Dougherty in a paper entitled On the Epistomological Crisis in Genomics hints at this goal we have defined. We have been applying this in the analysis of secondary pathways in plants and humans and have been developing a similar simple paradigm for cell dynamics, a model which accommodates the pathways yet does so in a dynamic and controllable manner The answer is to use the systems models that we know all too well and then combine system identification procedures we also know well to determine cell dynamics.

Thus I propose a model of the following type, one of course which will require some simplification:

In the above we have a complex system of genes, controlled by their products in a feedback manner, with the controls being randomly hit by genetic alterations from time to time. The result is the control of pathways, secondary as well as primary, and this model gives structure to what we have seen before as just an interconnected collections of proteins.
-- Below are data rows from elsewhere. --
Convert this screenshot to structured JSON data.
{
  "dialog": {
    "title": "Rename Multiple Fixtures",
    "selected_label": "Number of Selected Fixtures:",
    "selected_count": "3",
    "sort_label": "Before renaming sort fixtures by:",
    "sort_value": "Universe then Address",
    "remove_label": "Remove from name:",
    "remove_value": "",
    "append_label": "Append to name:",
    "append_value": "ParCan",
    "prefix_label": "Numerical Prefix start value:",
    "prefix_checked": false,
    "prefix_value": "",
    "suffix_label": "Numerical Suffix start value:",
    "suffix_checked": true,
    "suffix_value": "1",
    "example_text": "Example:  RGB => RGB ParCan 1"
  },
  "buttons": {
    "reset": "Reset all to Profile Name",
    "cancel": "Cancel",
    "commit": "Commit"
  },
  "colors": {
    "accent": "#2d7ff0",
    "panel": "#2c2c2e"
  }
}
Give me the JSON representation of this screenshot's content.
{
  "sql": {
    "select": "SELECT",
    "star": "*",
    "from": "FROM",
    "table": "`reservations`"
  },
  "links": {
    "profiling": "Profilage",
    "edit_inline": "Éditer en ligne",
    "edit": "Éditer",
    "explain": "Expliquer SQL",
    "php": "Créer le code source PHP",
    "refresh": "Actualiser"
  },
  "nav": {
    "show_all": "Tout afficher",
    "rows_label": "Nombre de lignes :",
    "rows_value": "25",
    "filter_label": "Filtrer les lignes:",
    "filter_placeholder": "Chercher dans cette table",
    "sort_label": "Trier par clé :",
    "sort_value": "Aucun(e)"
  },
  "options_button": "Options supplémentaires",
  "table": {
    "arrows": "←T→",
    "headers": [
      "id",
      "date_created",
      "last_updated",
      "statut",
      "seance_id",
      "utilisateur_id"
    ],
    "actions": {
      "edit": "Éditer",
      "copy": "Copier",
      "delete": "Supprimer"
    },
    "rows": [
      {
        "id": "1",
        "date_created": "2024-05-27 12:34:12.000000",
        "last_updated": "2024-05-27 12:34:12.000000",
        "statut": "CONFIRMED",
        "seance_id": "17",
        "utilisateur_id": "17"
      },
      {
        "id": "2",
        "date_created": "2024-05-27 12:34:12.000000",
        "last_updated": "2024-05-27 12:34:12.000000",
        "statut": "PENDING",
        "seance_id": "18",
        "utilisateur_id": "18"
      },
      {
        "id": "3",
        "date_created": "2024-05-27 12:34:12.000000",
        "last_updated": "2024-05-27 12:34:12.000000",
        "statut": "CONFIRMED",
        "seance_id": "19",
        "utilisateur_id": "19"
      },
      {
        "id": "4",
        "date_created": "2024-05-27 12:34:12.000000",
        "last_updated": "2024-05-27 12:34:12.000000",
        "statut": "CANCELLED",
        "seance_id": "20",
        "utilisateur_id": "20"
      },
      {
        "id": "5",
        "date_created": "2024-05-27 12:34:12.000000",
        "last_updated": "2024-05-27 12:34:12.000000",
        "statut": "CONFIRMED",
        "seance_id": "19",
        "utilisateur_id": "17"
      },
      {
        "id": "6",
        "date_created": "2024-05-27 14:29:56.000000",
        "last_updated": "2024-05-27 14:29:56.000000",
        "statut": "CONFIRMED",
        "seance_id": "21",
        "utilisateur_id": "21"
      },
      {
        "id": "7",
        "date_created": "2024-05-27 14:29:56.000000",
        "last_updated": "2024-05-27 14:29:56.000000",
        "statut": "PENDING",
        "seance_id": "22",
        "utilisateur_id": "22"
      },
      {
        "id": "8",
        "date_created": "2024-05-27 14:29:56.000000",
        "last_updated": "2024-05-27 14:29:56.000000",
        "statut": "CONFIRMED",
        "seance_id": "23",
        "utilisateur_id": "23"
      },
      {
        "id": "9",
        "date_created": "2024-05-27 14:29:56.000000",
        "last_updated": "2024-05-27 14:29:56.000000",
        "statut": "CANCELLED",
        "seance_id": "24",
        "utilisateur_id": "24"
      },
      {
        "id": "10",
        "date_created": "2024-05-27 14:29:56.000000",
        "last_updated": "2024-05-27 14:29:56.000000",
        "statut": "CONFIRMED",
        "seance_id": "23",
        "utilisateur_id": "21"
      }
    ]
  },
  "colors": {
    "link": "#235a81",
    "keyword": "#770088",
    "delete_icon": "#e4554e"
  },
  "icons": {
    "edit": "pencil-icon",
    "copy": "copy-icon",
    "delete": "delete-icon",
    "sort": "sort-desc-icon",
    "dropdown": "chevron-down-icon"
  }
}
Moreover this approach applies a dynamic to the model as well as a way to assess the control, namely management, of model aberrations. This gives a paradigm to work with.

Now how do we go from the map or proteins to the model of the life of a cell? Simply is one follows both what we have done in the above mentioned work and if we use Goodarzi et al in their paper Revealing Global Regulatory Perturbations across Human Cancers. We use microarray data by the truck load and then using the model, the paradigm of cell dynamics, determine by standard system identification methods the constants.

To summarize:

1. Develop a simple model or paradigm, so that the elements focused upon are a few and are recognizable.

2. Use the massive amounts of data to incorporate into the model to obtain a good data fit. Remember that this is NOT econometrics, we have a model of reality here, it reflects reality, it is reality, just as Shannon did in his model.

3. Use the model to look at the temporal dynamics. The temporal dynamics are what one must look at in Cancer. The cells grow uncontrolled but that is the final step. The keys are understanding the intermediate dynamics. If we can can we can recognize them when present and control them so we do not have an adverse outcome.

4. Generalize the model across a wide base of cancers.

Just a thought, we are slowly filling in the details.